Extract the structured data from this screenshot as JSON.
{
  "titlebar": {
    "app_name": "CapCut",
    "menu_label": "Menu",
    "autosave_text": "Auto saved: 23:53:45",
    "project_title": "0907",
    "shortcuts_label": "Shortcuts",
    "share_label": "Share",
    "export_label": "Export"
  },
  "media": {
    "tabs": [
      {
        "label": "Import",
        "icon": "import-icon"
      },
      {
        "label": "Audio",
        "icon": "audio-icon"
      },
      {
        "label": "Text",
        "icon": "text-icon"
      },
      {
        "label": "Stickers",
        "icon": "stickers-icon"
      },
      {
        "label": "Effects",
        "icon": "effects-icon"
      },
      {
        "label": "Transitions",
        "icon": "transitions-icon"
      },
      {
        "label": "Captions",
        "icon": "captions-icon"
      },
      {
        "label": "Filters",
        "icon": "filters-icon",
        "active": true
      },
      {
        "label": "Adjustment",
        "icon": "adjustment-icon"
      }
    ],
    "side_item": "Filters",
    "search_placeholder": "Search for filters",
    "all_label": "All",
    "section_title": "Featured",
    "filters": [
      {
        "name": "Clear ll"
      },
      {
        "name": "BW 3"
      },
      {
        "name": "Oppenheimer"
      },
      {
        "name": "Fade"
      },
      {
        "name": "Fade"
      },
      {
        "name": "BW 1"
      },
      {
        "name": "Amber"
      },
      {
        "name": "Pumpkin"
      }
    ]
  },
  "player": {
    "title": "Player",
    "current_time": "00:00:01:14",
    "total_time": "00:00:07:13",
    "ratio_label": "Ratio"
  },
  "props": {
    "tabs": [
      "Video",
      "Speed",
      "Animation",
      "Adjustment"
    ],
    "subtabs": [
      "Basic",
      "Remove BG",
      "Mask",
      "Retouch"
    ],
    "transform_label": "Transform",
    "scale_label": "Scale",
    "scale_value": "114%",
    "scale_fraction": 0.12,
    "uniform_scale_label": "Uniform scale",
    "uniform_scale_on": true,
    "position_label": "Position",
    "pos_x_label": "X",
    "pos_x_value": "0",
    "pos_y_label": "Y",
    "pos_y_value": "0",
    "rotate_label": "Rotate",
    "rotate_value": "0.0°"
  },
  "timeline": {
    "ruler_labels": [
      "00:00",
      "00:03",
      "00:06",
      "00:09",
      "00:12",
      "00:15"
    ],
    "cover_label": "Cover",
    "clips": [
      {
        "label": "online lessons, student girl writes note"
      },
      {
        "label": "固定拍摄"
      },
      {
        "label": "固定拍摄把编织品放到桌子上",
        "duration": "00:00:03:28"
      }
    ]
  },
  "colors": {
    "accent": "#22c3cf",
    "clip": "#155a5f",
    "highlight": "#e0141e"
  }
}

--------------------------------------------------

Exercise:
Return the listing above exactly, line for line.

Answer:
Extract the structured data from this screenshot as JSON.
{
  "titlebar": {
    "app_name": "CapCut",
    "menu_label": "Menu",
    "autosave_text": "Auto saved: 23:53:45",
    "project_title": "0907",
    "shortcuts_label": "Shortcuts",
    "share_label": "Share",
    "export_label": "Export"
  },
  "media": {
    "tabs": [
      {
        "label": "Import",
        "icon": "import-icon"
      },
      {
        "label": "Audio",
        "icon": "audio-icon"
      },
      {
        "label": "Text",
        "icon": "text-icon"
      },
      {
        "label": "Stickers",
        "icon": "stickers-icon"
      },
      {
        "label": "Effects",
        "icon": "effects-icon"
      },
      {
        "label": "Transitions",
        "icon": "transitions-icon"
      },
      {
        "label": "Captions",
        "icon": "captions-icon"
      },
      {
        "label": "Filters",
        "icon": "filters-icon",
        "active": true
      },
      {
        "label": "Adjustment",
        "icon": "adjustment-icon"
      }
    ],
    "side_item": "Filters",
    "search_placeholder": "Search for filters",
    "all_label": "All",
    "section_title": "Featured",
    "filters": [
      {
        "name": "Clear ll"
      },
      {
        "name": "BW 3"
      },
      {
        "name": "Oppenheimer"
      },
      {
        "name": "Fade"
      },
      {
        "name": "Fade"
      },
      {
        "name": "BW 1"
      },
      {
        "name": "Amber"
      },
      {
        "name": "Pumpkin"
      }
    ]
  },
  "player": {
    "title": "Player",
    "current_time": "00:00:01:14",
    "total_time": "00:00:07:13",
    "ratio_label": "Ratio"
  },
  "props": {
    "tabs": [
      "Video",
      "Speed",
      "Animation",
      "Adjustment"
    ],
    "subtabs": [
      "Basic",
      "Remove BG",
      "Mask",
      "Retouch"
    ],
    "transform_label": "Transform",
    "scale_label": "Scale",
    "scale_value": "114%",
    "scale_fraction": 0.12,
    "uniform_scale_label": "Uniform scale",
    "uniform_scale_on": true,
    "position_label": "Position",
    "pos_x_label": "X",
    "pos_x_value": "0",
    "pos_y_label": "Y",
    "pos_y_value": "0",
    "rotate_label": "Rotate",
    "rotate_value": "0.0°"
  },
  "timeline": {
    "ruler_labels": [
      "00:00",
      "00:03",
      "00:06",
      "00:09",
      "00:12",
      "00:15"
    ],
    "cover_label": "Cover",
    "clips": [
      {
        "label": "online lessons, student girl writes note"
      },
      {
        "label": "固定拍摄"
      },
      {
        "label": "固定拍摄把编织品放到桌子上",
        "duration": "00:00:03:28"
      }
    ]
  },
  "colors": {
    "accent": "#22c3cf",
    "clip": "#155a5f",
    "highlight": "#e0141e"
  }
}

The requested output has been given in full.